TASK DETAILS:
Your output should be every line below, copied exactly.

Data records:
--------------------------------

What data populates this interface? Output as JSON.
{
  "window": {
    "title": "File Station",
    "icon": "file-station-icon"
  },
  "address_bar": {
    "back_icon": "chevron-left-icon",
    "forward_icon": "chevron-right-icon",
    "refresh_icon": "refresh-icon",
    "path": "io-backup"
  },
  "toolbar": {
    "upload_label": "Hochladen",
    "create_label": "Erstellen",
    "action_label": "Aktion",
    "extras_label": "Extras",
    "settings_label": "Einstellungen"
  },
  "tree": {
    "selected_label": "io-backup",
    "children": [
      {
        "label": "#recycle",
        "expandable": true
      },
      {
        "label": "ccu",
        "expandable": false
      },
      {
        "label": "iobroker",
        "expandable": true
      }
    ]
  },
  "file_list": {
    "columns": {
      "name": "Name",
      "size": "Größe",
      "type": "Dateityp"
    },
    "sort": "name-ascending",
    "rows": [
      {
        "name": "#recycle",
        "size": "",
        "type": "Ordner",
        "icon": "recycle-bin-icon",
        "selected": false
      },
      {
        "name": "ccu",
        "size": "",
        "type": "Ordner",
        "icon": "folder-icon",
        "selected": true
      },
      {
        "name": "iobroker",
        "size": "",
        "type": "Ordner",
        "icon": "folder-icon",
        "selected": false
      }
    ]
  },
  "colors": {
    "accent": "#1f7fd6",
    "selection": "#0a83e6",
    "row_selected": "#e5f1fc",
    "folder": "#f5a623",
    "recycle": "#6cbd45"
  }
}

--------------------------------

THE COMPLETED TASK:
What data populates this interface? Output as JSON.
{
  "window": {
    "title": "File Station",
    "icon": "file-station-icon"
  },
  "address_bar": {
    "back_icon": "chevron-left-icon",
    "forward_icon": "chevron-right-icon",
    "refresh_icon": "refresh-icon",
    "path": "io-backup"
  },
  "toolbar": {
    "upload_label": "Hochladen",
    "create_label": "Erstellen",
    "action_label": "Aktion",
    "extras_label": "Extras",
    "settings_label": "Einstellungen"
  },
  "tree": {
    "selected_label": "io-backup",
    "children": [
      {
        "label": "#recycle",
        "expandable": true
      },
      {
        "label": "ccu",
        "expandable": false
      },
      {
        "label": "iobroker",
        "expandable": true
      }
    ]
  },
  "file_list": {
    "columns": {
      "name": "Name",
      "size": "Größe",
      "type": "Dateityp"
    },
    "sort": "name-ascending",
    "rows": [
      {
        "name": "#recycle",
        "size": "",
        "type": "Ordner",
        "icon": "recycle-bin-icon",
        "selected": false
      },
      {
        "name": "ccu",
        "size": "",
        "type": "Ordner",
        "icon": "folder-icon",
        "selected": true
      },
      {
        "name": "iobroker",
        "size": "",
        "type": "Ordner",
        "icon": "folder-icon",
        "selected": false
      }
    ]
  },
  "colors": {
    "accent": "#1f7fd6",
    "selection": "#0a83e6",
    "row_selected": "#e5f1fc",
    "folder": "#f5a623",
    "recycle": "#6cbd45"
  }
}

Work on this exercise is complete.